The offseason will be interesting, and challenging, for this team. There are a number of players whose contracts are up. Do they re-sign Armstead? Ward? Moseley? Thomas? There are numerous others. I hesitate to endorse Armstead because while he had an excellent season, he simply refused to hold the edge yesterday, even when he wasn't held. He crashed repeatedly, allowing Mahomes to roll out easily. I see Ward as important, as he has been a stalwart all season, but he will be expensive. I think Moseley is an absolute necessity. I think Thomas should be allowed to walk. But those are all just my thoughts. I'm just some idiot with a keyboard, and have no access to the internal machinations of the franchise. I do trust in this organization, which is something that feels great to say. I believe that they will learn and grow from this experience, and that next year will be another step in the evolution of what I see as a potential dynasty in the making. Only time will tell.

Today hurts. It hurts a lot. I'm sure it hurts the players and members of the organization even more. But we can not lost sight of the fact that this team, which no one picked to make noise in the playoffs, and most didn't even expect to make the playoffs at all, was that close to winning the Super Bowl. That is something to feel good about.

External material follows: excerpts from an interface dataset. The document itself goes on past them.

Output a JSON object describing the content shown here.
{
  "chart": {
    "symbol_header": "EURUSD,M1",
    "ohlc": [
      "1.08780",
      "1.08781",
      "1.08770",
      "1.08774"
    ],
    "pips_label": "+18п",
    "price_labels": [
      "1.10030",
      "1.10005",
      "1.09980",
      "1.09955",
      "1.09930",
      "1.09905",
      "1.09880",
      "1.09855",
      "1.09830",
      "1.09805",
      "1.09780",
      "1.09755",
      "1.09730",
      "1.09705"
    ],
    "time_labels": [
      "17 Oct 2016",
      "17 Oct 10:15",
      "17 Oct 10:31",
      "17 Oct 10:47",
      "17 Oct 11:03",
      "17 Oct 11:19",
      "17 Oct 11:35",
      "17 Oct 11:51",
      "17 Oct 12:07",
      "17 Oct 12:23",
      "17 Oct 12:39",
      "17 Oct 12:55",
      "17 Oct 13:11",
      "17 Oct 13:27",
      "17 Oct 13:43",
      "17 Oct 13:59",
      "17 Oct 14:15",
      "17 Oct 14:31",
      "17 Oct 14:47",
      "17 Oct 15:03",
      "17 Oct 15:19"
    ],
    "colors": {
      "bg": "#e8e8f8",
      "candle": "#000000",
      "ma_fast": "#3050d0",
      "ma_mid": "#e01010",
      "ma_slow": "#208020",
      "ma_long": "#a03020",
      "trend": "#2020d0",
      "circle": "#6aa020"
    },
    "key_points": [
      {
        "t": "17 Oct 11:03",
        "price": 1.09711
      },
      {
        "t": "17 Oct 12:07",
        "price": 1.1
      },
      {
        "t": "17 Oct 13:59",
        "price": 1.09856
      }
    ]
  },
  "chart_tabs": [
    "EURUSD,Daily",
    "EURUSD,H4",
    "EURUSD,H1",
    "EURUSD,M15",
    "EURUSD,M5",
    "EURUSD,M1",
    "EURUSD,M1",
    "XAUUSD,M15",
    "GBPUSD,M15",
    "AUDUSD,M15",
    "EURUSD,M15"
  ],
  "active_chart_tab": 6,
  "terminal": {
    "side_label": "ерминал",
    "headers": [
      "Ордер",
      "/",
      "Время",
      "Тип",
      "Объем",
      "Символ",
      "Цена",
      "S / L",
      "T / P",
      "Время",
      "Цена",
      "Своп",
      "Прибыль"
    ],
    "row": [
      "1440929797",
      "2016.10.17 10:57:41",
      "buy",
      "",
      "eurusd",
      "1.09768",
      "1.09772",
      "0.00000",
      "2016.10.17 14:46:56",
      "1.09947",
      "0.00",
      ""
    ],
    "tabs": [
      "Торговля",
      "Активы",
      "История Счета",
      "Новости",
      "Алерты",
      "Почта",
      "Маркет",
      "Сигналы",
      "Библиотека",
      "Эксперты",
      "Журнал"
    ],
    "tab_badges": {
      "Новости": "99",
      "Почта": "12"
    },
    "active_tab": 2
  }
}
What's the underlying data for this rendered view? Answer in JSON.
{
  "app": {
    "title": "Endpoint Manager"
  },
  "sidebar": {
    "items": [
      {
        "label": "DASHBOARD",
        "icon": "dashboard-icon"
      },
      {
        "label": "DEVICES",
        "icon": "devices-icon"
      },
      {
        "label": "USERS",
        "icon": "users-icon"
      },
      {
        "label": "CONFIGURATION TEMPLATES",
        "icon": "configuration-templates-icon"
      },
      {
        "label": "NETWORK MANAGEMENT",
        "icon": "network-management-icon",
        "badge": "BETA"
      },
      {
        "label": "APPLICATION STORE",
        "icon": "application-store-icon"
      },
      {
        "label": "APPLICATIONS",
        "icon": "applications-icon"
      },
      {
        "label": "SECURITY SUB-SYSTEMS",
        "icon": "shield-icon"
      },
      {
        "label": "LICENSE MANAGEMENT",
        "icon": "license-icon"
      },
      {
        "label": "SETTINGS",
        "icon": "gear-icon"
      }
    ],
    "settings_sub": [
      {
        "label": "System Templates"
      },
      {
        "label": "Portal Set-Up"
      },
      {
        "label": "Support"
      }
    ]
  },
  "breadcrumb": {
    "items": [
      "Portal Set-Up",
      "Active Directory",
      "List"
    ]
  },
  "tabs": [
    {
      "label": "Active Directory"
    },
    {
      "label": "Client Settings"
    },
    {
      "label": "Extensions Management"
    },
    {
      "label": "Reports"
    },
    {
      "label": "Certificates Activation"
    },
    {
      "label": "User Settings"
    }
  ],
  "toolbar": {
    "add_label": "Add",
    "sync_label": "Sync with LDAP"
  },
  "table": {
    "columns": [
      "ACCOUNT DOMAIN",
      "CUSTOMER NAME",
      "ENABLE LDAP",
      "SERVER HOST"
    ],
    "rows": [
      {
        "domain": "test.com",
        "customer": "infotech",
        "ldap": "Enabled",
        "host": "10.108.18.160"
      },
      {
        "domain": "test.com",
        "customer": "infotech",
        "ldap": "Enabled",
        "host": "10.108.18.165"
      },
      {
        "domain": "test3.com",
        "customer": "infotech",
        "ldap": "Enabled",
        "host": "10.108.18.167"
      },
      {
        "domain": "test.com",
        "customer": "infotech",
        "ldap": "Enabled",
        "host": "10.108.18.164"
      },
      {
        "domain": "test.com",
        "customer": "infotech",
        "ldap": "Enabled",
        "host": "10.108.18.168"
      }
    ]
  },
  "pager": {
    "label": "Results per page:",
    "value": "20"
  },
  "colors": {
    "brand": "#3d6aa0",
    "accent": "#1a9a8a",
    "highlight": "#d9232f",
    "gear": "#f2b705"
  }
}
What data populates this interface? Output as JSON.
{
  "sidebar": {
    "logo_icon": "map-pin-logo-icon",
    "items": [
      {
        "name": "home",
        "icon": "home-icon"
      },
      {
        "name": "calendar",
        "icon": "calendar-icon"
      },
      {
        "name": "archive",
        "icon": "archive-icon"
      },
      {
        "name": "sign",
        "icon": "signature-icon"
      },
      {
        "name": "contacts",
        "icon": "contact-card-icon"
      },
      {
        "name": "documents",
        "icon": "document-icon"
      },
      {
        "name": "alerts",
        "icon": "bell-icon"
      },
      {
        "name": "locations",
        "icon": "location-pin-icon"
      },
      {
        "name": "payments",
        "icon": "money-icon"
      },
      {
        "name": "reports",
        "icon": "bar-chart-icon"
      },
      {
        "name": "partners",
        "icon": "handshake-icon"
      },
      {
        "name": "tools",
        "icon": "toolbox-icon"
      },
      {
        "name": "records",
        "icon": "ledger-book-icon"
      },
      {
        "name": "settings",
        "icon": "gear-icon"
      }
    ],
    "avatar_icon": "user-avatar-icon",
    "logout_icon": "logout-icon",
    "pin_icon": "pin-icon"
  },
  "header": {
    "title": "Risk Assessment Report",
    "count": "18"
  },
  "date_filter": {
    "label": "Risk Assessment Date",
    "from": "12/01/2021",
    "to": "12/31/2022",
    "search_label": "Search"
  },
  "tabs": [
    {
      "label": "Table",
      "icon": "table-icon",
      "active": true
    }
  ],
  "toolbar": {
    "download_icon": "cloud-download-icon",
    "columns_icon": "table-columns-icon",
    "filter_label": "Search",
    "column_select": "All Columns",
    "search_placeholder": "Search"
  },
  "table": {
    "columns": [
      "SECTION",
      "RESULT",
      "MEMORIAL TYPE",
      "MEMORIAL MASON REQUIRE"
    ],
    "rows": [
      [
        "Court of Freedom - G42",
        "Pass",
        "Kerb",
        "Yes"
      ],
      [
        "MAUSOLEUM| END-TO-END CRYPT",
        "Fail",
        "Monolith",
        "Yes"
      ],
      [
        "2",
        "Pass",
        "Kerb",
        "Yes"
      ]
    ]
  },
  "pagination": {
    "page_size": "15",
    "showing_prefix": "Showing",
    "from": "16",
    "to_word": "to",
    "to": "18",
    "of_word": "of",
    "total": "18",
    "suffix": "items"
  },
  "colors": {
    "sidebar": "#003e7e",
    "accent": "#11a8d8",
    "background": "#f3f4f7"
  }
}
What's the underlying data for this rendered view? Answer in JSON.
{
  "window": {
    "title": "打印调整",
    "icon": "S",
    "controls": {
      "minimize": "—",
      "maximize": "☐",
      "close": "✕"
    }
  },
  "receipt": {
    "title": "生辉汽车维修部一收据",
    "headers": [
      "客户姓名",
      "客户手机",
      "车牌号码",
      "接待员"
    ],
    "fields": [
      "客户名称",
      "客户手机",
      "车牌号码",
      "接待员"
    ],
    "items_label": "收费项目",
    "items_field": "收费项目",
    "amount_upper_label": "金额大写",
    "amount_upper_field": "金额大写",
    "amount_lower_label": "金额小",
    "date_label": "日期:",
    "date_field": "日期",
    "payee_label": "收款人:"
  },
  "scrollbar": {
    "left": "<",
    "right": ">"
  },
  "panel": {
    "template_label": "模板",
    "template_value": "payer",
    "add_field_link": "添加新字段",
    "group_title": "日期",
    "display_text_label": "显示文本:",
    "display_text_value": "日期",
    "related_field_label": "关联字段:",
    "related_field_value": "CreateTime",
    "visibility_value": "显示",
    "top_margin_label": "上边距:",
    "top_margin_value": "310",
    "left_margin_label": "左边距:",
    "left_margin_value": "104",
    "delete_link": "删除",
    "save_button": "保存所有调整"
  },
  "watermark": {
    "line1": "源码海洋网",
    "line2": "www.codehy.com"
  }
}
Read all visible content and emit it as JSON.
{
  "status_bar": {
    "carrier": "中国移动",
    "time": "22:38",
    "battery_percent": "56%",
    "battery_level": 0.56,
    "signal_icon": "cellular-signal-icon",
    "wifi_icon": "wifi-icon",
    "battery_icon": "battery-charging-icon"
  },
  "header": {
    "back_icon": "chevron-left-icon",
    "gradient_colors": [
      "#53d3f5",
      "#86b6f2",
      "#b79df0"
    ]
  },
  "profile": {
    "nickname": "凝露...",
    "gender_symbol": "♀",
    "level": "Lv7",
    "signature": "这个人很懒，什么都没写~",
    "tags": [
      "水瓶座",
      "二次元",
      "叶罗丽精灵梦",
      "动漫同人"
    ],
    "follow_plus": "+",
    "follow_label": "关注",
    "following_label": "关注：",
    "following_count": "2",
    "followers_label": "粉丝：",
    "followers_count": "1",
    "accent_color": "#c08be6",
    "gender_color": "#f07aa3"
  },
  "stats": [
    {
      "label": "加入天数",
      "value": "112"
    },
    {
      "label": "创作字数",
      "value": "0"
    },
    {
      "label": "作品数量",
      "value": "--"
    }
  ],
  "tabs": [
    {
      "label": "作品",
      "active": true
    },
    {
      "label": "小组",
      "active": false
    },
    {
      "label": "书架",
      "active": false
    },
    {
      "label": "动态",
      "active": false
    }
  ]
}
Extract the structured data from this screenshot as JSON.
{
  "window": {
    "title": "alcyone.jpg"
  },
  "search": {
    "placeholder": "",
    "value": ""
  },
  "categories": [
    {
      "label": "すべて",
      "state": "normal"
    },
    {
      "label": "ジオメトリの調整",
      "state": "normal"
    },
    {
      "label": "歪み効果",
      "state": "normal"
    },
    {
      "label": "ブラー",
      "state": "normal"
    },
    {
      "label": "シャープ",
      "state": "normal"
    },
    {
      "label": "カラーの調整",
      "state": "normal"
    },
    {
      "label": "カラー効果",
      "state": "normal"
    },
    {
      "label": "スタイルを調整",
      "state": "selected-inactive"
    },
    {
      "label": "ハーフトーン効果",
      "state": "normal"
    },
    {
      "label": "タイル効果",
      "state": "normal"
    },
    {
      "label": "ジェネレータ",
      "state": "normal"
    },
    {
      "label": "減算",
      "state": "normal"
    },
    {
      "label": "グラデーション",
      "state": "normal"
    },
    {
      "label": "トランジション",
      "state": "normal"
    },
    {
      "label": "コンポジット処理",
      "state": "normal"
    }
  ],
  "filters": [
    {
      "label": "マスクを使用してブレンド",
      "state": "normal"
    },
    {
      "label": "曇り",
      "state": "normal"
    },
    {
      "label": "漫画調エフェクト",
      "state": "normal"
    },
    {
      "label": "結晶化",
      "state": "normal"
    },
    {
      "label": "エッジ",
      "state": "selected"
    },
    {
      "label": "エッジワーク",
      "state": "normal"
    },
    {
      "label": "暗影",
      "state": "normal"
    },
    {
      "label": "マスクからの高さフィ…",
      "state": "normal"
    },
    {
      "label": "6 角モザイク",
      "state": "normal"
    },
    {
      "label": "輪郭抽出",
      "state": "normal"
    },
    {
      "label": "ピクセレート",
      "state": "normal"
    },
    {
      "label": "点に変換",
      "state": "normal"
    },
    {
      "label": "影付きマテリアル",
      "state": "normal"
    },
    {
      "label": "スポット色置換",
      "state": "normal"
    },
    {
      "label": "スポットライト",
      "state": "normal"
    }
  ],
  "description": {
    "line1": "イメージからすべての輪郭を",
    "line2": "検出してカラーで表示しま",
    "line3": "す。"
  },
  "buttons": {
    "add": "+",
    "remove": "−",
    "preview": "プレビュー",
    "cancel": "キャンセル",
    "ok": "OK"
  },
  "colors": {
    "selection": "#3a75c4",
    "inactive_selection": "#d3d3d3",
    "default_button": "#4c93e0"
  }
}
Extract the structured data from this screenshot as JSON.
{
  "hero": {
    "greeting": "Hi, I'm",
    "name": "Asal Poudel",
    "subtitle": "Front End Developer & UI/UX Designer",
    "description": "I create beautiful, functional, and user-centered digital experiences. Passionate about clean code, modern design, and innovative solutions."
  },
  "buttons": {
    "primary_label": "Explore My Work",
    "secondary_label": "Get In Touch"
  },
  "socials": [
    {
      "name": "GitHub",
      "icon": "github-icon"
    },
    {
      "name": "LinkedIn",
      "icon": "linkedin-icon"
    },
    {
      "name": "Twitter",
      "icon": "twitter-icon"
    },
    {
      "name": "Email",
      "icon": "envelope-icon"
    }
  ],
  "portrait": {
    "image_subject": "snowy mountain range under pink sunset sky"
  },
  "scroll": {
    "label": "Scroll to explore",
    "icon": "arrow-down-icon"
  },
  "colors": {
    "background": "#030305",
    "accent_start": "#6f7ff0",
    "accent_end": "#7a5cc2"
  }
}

  • Written by:
    Matt Mani is a lifelong Bay Area resident, having benefitted from attending every Niner home game from 1973 to 1998. Along the way, he developed a deep love of the game and for the team. He is a practicing attorney in Marin County and, aside from pulling hard for the Niners, Warriors and GIants, writes in his spare time. He is father to three sons who all bleed red and gold. He somehow convinced the editors at 49ers Webzone to give him a chance to prove himself as a content provider, which has fulfilled one of his life's dreams.